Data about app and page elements
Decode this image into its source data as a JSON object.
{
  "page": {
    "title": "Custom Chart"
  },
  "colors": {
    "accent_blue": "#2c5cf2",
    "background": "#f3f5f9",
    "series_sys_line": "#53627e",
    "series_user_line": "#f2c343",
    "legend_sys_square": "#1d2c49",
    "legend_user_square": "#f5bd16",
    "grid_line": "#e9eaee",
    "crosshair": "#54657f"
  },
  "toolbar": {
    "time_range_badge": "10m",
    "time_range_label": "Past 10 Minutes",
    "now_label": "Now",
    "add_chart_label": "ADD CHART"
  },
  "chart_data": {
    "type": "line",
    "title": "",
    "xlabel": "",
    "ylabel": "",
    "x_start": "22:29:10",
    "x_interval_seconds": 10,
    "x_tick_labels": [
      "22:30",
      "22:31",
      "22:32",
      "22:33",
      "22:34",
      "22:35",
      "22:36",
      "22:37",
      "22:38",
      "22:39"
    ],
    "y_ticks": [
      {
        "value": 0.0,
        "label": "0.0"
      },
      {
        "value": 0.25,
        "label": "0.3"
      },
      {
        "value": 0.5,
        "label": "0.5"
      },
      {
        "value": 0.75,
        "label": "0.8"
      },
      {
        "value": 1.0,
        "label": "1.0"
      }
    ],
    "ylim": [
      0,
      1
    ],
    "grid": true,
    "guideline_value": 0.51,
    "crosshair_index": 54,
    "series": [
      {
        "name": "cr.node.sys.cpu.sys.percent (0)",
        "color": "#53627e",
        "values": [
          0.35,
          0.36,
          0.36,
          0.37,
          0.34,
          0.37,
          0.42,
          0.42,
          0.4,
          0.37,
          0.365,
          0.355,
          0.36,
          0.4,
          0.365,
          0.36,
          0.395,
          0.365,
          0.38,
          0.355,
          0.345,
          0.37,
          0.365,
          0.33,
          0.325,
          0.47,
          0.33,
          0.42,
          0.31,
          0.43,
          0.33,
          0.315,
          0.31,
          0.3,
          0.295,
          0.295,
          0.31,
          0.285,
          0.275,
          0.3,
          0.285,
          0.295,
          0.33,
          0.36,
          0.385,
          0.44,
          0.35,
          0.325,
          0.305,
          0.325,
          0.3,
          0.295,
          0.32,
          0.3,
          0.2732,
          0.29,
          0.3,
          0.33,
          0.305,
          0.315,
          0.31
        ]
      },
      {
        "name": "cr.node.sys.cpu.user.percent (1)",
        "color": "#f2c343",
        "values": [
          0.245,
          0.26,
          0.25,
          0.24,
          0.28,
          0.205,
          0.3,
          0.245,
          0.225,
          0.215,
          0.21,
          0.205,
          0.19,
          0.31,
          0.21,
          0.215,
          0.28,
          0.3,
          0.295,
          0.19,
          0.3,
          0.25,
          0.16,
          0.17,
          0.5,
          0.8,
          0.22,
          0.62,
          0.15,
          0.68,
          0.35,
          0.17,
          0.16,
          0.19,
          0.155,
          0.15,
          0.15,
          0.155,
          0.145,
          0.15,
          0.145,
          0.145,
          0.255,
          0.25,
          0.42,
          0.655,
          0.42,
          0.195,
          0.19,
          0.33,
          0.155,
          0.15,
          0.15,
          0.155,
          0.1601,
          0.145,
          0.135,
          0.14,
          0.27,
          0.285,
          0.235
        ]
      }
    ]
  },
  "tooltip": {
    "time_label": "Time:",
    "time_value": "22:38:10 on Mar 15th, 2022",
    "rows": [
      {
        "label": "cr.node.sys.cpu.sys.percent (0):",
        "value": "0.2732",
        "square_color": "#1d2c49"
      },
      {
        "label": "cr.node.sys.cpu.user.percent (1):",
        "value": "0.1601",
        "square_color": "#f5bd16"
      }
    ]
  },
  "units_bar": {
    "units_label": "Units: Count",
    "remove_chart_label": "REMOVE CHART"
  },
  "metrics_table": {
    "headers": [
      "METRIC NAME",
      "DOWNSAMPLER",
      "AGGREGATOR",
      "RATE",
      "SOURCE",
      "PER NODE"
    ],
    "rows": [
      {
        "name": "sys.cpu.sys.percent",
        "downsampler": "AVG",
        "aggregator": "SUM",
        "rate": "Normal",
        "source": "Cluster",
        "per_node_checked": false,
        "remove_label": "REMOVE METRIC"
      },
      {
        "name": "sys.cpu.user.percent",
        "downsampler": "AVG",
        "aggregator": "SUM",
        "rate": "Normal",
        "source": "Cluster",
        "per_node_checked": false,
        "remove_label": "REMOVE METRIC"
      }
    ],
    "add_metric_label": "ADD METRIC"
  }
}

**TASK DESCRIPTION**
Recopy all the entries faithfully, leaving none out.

**SOLUTION**
Decode this image into its source data as a JSON object.
{
  "page": {
    "title": "Custom Chart"
  },
  "colors": {
    "accent_blue": "#2c5cf2",
    "background": "#f3f5f9",
    "series_sys_line": "#53627e",
    "series_user_line": "#f2c343",
    "legend_sys_square": "#1d2c49",
    "legend_user_square": "#f5bd16",
    "grid_line": "#e9eaee",
    "crosshair": "#54657f"
  },
  "toolbar": {
    "time_range_badge": "10m",
    "time_range_label": "Past 10 Minutes",
    "now_label": "Now",
    "add_chart_label": "ADD CHART"
  },
  "chart_data": {
    "type": "line",
    "title": "",
    "xlabel": "",
    "ylabel": "",
    "x_start": "22:29:10",
    "x_interval_seconds": 10,
    "x_tick_labels": [
      "22:30",
      "22:31",
      "22:32",
      "22:33",
      "22:34",
      "22:35",
      "22:36",
      "22:37",
      "22:38",
      "22:39"
    ],
    "y_ticks": [
      {
        "value": 0.0,
        "label": "0.0"
      },
      {
        "value": 0.25,
        "label": "0.3"
      },
      {
        "value": 0.5,
        "label": "0.5"
      },
      {
        "value": 0.75,
        "label": "0.8"
      },
      {
        "value": 1.0,
        "label": "1.0"
      }
    ],
    "ylim": [
      0,
      1
    ],
    "grid": true,
    "guideline_value": 0.51,
    "crosshair_index": 54,
    "series": [
      {
        "name": "cr.node.sys.cpu.sys.percent (0)",
        "color": "#53627e",
        "values": [
          0.35,
          0.36,
          0.36,
          0.37,
          0.34,
          0.37,
          0.42,
          0.42,
          0.4,
          0.37,
          0.365,
          0.355,
          0.36,
          0.4,
          0.365,
          0.36,
          0.395,
          0.365,
          0.38,
          0.355,
          0.345,
          0.37,
          0.365,
          0.33,
          0.325,
          0.47,
          0.33,
          0.42,
          0.31,
          0.43,
          0.33,
          0.315,
          0.31,
          0.3,
          0.295,
          0.295,
          0.31,
          0.285,
          0.275,
          0.3,
          0.285,
          0.295,
          0.33,
          0.36,
          0.385,
          0.44,
          0.35,
          0.325,
          0.305,
          0.325,
          0.3,
          0.295,
          0.32,
          0.3,
          0.2732,
          0.29,
          0.3,
          0.33,
          0.305,
          0.315,
          0.31
        ]
      },
      {
        "name": "cr.node.sys.cpu.user.percent (1)",
        "color": "#f2c343",
        "values": [
          0.245,
          0.26,
          0.25,
          0.24,
          0.28,
          0.205,
          0.3,
          0.245,
          0.225,
          0.215,
          0.21,
          0.205,
          0.19,
          0.31,
          0.21,
          0.215,
          0.28,
          0.3,
          0.295,
          0.19,
          0.3,
          0.25,
          0.16,
          0.17,
          0.5,
          0.8,
          0.22,
          0.62,
          0.15,
          0.68,
          0.35,
          0.17,
          0.16,
          0.19,
          0.155,
          0.15,
          0.15,
          0.155,
          0.145,
          0.15,
          0.145,
          0.145,
          0.255,
          0.25,
          0.42,
          0.655,
          0.42,
          0.195,
          0.19,
          0.33,
          0.155,
          0.15,
          0.15,
          0.155,
          0.1601,
          0.145,
          0.135,
          0.14,
          0.27,
          0.285,
          0.235
        ]
      }
    ]
  },
  "tooltip": {
    "time_label": "Time:",
    "time_value": "22:38:10 on Mar 15th, 2022",
    "rows": [
      {
        "label": "cr.node.sys.cpu.sys.percent (0):",
        "value": "0.2732",
        "square_color": "#1d2c49"
      },
      {
        "label": "cr.node.sys.cpu.user.percent (1):",
        "value": "0.1601",
        "square_color": "#f5bd16"
      }
    ]
  },
  "units_bar": {
    "units_label": "Units: Count",
    "remove_chart_label": "REMOVE CHART"
  },
  "metrics_table": {
    "headers": [
      "METRIC NAME",
      "DOWNSAMPLER",
      "AGGREGATOR",
      "RATE",
      "SOURCE",
      "PER NODE"
    ],
    "rows": [
      {
        "name": "sys.cpu.sys.percent",
        "downsampler": "AVG",
        "aggregator": "SUM",
        "rate": "Normal",
        "source": "Cluster",
        "per_node_checked": false,
        "remove_label": "REMOVE METRIC"
      },
      {
        "name": "sys.cpu.user.percent",
        "downsampler": "AVG",
        "aggregator": "SUM",
        "rate": "Normal",
        "source": "Cluster",
        "per_node_checked": false,
        "remove_label": "REMOVE METRIC"
      }
    ],
    "add_metric_label": "ADD METRIC"
  }
}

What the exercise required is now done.